WHAT TO DO: From the listing below, pick out each line with the word "title".

AVAILABLE DATA:
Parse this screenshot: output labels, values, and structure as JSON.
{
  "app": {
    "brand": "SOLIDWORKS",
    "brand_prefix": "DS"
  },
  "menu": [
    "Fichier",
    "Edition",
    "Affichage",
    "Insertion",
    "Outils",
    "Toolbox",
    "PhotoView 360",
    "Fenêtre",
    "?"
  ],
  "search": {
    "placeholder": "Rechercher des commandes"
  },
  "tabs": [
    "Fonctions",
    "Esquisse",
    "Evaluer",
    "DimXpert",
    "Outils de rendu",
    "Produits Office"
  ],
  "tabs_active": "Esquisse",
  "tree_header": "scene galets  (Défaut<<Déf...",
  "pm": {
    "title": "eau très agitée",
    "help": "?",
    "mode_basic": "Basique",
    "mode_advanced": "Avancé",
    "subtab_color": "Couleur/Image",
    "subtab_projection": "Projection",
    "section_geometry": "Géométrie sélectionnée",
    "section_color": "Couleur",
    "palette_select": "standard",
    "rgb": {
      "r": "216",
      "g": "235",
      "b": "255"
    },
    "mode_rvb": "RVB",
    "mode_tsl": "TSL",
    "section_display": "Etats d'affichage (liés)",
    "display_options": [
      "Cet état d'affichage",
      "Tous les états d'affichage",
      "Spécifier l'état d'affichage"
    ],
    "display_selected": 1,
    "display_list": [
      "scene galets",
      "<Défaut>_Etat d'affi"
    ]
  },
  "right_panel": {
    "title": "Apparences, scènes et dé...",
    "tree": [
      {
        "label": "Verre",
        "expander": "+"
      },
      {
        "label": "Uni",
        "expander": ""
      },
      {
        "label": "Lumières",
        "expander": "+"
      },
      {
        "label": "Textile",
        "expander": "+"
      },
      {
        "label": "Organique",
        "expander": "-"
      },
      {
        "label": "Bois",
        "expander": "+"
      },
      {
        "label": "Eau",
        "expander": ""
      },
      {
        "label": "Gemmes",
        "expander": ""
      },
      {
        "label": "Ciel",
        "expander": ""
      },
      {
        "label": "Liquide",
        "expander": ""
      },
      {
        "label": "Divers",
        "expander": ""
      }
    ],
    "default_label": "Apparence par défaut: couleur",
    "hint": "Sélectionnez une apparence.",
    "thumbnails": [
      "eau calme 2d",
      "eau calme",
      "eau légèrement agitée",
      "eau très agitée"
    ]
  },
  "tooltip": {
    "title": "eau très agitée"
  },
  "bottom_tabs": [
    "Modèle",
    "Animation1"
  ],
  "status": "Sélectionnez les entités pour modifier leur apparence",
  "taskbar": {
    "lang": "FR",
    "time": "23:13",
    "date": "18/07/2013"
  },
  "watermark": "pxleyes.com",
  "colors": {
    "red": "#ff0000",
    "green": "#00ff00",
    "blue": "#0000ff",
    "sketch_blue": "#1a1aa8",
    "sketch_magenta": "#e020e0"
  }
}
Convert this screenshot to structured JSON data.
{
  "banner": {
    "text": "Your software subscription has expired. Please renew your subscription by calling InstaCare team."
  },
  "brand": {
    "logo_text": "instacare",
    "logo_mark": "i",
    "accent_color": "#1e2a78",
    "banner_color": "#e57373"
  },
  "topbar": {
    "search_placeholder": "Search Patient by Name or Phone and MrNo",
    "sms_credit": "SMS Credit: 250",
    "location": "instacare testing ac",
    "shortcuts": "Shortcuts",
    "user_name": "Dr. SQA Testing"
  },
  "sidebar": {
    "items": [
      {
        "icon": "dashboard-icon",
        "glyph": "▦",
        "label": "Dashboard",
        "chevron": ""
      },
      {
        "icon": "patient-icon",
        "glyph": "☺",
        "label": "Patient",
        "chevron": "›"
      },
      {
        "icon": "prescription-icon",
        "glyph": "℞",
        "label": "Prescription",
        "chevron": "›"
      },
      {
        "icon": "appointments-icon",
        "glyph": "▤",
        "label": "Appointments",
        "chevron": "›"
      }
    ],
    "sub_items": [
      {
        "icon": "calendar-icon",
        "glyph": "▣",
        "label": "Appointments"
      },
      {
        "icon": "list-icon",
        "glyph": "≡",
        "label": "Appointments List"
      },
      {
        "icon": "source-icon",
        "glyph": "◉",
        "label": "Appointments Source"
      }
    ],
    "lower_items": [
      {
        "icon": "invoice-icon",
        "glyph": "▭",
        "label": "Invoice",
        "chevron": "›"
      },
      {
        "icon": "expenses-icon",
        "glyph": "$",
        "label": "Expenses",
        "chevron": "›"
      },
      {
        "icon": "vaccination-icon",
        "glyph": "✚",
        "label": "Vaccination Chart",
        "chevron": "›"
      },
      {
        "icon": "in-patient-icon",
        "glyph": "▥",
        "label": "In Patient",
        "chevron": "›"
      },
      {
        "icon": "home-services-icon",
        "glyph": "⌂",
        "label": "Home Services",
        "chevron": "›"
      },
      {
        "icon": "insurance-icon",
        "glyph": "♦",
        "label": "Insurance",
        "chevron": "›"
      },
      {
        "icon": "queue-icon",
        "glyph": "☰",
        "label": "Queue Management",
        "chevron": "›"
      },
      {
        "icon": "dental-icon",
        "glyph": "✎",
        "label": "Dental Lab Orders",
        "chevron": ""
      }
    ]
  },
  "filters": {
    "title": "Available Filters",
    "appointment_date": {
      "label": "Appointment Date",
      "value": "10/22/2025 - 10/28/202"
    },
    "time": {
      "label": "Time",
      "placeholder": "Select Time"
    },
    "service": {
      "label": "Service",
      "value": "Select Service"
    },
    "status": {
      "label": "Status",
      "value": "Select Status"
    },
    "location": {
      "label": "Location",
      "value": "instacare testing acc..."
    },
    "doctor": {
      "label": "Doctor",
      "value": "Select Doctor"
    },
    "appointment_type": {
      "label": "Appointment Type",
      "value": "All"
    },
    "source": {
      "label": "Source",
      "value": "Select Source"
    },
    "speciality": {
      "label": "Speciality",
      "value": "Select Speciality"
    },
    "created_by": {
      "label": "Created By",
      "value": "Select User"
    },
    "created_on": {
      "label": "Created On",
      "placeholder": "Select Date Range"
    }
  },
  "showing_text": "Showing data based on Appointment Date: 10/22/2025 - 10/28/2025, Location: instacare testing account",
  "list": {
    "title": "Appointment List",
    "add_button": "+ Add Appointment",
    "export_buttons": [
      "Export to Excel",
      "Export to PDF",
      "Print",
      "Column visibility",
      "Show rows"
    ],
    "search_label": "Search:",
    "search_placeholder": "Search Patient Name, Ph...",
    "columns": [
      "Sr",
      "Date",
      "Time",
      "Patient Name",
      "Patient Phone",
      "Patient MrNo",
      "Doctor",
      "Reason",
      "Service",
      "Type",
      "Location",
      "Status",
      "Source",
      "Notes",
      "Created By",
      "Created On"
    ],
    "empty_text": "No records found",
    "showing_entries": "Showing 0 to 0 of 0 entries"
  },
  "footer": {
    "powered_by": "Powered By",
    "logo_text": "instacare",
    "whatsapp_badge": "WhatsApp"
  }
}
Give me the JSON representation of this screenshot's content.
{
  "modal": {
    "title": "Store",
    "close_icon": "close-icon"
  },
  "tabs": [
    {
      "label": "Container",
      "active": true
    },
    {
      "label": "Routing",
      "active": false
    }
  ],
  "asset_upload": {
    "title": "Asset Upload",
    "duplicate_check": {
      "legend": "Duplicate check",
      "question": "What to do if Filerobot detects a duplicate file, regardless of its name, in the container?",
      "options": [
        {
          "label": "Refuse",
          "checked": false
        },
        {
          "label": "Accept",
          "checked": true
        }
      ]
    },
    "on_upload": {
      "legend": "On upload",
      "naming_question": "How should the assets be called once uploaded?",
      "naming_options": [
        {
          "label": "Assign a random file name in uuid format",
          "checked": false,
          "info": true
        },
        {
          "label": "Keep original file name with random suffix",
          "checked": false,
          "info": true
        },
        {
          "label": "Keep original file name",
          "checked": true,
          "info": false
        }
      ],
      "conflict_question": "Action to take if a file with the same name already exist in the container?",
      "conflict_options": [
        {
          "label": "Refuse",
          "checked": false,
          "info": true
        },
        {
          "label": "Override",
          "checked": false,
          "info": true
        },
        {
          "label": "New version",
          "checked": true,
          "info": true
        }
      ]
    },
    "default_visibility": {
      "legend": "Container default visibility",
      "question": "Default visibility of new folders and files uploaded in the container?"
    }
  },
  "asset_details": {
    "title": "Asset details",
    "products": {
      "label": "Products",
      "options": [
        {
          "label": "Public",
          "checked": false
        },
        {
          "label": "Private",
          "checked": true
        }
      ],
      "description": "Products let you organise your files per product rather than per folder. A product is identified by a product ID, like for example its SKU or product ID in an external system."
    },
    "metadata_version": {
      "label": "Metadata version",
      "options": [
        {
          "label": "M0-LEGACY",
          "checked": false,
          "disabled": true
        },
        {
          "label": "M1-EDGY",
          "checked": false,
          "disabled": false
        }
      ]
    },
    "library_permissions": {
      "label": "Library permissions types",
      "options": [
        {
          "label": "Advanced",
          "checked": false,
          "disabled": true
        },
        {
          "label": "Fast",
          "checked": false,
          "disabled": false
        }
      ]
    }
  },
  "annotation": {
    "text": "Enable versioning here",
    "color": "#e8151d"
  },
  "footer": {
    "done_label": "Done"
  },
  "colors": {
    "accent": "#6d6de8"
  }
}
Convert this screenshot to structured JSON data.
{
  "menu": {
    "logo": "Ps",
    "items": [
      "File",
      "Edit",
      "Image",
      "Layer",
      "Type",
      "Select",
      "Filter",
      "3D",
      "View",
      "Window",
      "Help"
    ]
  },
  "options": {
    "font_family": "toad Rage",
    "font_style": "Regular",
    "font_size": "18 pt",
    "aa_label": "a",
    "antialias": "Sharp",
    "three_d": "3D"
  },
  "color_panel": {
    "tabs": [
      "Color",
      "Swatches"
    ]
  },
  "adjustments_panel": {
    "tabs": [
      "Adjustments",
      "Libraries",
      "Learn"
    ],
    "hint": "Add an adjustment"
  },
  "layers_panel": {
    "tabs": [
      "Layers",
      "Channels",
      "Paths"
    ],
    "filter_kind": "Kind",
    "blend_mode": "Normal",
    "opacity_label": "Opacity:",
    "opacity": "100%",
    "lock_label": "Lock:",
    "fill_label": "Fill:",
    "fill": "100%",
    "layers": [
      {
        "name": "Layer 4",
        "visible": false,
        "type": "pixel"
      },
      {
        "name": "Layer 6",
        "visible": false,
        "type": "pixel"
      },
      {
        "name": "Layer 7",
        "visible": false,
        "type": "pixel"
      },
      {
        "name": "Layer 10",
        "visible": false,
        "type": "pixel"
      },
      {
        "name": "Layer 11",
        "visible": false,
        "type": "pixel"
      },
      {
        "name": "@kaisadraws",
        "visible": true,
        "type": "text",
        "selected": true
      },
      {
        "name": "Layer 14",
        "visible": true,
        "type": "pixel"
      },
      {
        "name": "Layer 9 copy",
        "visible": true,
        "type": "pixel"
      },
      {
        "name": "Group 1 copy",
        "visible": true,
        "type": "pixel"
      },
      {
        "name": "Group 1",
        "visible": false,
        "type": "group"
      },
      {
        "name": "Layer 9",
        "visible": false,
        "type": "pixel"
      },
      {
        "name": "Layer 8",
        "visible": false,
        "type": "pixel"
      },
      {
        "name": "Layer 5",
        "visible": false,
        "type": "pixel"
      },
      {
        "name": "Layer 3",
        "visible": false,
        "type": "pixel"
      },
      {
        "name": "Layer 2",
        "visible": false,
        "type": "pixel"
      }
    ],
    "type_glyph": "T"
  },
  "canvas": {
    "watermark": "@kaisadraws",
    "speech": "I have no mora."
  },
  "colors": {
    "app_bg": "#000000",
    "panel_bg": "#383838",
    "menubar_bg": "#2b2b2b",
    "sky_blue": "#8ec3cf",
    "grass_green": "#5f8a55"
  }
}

YOUR RESPONSE:
    "title": "eau très agitée",
    "title": "Apparences, scènes et dé...",
    "title": "eau très agitée"
    "title": "Available Filters",
    "title": "Appointment List",
    "title": "Store",
    "title": "Asset Upload",
    "title": "Asset details",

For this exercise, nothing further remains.